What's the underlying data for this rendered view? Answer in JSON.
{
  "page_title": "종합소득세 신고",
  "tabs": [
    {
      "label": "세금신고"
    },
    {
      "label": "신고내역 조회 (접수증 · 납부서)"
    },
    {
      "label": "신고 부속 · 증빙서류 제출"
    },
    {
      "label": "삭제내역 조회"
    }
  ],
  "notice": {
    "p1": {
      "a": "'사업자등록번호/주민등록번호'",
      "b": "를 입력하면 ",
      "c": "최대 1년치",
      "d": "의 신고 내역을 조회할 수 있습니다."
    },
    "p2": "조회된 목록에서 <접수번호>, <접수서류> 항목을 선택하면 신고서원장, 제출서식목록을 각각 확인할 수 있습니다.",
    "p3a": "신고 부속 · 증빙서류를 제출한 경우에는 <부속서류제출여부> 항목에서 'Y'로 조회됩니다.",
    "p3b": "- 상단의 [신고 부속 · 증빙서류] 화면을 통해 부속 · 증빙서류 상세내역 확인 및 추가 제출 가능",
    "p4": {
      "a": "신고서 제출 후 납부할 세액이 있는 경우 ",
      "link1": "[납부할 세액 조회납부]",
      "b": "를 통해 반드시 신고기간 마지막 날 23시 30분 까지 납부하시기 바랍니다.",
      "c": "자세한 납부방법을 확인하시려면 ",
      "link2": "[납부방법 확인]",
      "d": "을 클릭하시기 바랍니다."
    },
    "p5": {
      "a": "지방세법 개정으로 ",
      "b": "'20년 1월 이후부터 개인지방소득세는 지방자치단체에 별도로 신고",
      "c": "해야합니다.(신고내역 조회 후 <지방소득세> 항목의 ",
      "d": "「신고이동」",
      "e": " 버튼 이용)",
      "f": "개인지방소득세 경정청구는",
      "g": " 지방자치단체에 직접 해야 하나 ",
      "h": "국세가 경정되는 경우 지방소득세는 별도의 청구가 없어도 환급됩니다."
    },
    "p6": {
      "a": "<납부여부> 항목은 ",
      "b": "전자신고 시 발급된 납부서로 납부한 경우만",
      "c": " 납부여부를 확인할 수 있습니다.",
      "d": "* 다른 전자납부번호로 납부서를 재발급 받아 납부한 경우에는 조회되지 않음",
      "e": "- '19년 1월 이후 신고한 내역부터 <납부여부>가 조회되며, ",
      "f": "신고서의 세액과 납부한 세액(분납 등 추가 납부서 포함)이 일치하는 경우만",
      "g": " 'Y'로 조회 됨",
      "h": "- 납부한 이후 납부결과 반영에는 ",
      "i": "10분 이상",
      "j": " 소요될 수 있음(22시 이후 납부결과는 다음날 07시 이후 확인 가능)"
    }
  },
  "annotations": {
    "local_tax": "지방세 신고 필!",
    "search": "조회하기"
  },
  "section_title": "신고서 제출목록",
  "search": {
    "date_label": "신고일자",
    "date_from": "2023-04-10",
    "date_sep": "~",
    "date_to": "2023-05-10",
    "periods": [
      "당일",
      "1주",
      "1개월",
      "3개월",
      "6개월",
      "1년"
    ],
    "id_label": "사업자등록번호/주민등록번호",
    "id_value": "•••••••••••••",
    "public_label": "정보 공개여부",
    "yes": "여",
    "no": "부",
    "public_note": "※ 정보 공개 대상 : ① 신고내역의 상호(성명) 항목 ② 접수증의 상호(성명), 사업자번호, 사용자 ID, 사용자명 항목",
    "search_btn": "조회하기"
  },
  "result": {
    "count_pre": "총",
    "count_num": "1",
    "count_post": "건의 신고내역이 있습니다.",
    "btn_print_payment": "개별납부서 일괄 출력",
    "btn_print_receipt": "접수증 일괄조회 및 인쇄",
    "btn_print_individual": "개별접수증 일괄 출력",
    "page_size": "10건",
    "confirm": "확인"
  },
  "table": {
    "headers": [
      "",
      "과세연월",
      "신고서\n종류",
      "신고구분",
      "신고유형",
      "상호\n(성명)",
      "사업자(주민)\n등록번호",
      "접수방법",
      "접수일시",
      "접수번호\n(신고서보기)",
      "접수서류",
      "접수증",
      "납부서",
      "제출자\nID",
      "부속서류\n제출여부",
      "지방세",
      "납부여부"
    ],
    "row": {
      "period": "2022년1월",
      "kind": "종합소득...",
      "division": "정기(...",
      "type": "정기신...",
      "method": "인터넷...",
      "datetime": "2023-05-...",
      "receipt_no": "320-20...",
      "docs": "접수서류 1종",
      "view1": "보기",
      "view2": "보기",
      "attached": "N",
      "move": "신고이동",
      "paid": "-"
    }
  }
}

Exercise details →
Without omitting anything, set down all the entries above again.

Answer section →
What's the underlying data for this rendered view? Answer in JSON.
{
  "page_title": "종합소득세 신고",
  "tabs": [
    {
      "label": "세금신고"
    },
    {
      "label": "신고내역 조회 (접수증 · 납부서)"
    },
    {
      "label": "신고 부속 · 증빙서류 제출"
    },
    {
      "label": "삭제내역 조회"
    }
  ],
  "notice": {
    "p1": {
      "a": "'사업자등록번호/주민등록번호'",
      "b": "를 입력하면 ",
      "c": "최대 1년치",
      "d": "의 신고 내역을 조회할 수 있습니다."
    },
    "p2": "조회된 목록에서 <접수번호>, <접수서류> 항목을 선택하면 신고서원장, 제출서식목록을 각각 확인할 수 있습니다.",
    "p3a": "신고 부속 · 증빙서류를 제출한 경우에는 <부속서류제출여부> 항목에서 'Y'로 조회됩니다.",
    "p3b": "- 상단의 [신고 부속 · 증빙서류] 화면을 통해 부속 · 증빙서류 상세내역 확인 및 추가 제출 가능",
    "p4": {
      "a": "신고서 제출 후 납부할 세액이 있는 경우 ",
      "link1": "[납부할 세액 조회납부]",
      "b": "를 통해 반드시 신고기간 마지막 날 23시 30분 까지 납부하시기 바랍니다.",
      "c": "자세한 납부방법을 확인하시려면 ",
      "link2": "[납부방법 확인]",
      "d": "을 클릭하시기 바랍니다."
    },
    "p5": {
      "a": "지방세법 개정으로 ",
      "b": "'20년 1월 이후부터 개인지방소득세는 지방자치단체에 별도로 신고",
      "c": "해야합니다.(신고내역 조회 후 <지방소득세> 항목의 ",
      "d": "「신고이동」",
      "e": " 버튼 이용)",
      "f": "개인지방소득세 경정청구는",
      "g": " 지방자치단체에 직접 해야 하나 ",
      "h": "국세가 경정되는 경우 지방소득세는 별도의 청구가 없어도 환급됩니다."
    },
    "p6": {
      "a": "<납부여부> 항목은 ",
      "b": "전자신고 시 발급된 납부서로 납부한 경우만",
      "c": " 납부여부를 확인할 수 있습니다.",
      "d": "* 다른 전자납부번호로 납부서를 재발급 받아 납부한 경우에는 조회되지 않음",
      "e": "- '19년 1월 이후 신고한 내역부터 <납부여부>가 조회되며, ",
      "f": "신고서의 세액과 납부한 세액(분납 등 추가 납부서 포함)이 일치하는 경우만",
      "g": " 'Y'로 조회 됨",
      "h": "- 납부한 이후 납부결과 반영에는 ",
      "i": "10분 이상",
      "j": " 소요될 수 있음(22시 이후 납부결과는 다음날 07시 이후 확인 가능)"
    }
  },
  "annotations": {
    "local_tax": "지방세 신고 필!",
    "search": "조회하기"
  },
  "section_title": "신고서 제출목록",
  "search": {
    "date_label": "신고일자",
    "date_from": "2023-04-10",
    "date_sep": "~",
    "date_to": "2023-05-10",
    "periods": [
      "당일",
      "1주",
      "1개월",
      "3개월",
      "6개월",
      "1년"
    ],
    "id_label": "사업자등록번호/주민등록번호",
    "id_value": "•••••••••••••",
    "public_label": "정보 공개여부",
    "yes": "여",
    "no": "부",
    "public_note": "※ 정보 공개 대상 : ① 신고내역의 상호(성명) 항목 ② 접수증의 상호(성명), 사업자번호, 사용자 ID, 사용자명 항목",
    "search_btn": "조회하기"
  },
  "result": {
    "count_pre": "총",
    "count_num": "1",
    "count_post": "건의 신고내역이 있습니다.",
    "btn_print_payment": "개별납부서 일괄 출력",
    "btn_print_receipt": "접수증 일괄조회 및 인쇄",
    "btn_print_individual": "개별접수증 일괄 출력",
    "page_size": "10건",
    "confirm": "확인"
  },
  "table": {
    "headers": [
      "",
      "과세연월",
      "신고서\n종류",
      "신고구분",
      "신고유형",
      "상호\n(성명)",
      "사업자(주민)\n등록번호",
      "접수방법",
      "접수일시",
      "접수번호\n(신고서보기)",
      "접수서류",
      "접수증",
      "납부서",
      "제출자\nID",
      "부속서류\n제출여부",
      "지방세",
      "납부여부"
    ],
    "row": {
      "period": "2022년1월",
      "kind": "종합소득...",
      "division": "정기(...",
      "type": "정기신...",
      "method": "인터넷...",
      "datetime": "2023-05-...",
      "receipt_no": "320-20...",
      "docs": "접수서류 1종",
      "view1": "보기",
      "view2": "보기",
      "attached": "N",
      "move": "신고이동",
      "paid": "-"
    }
  }
}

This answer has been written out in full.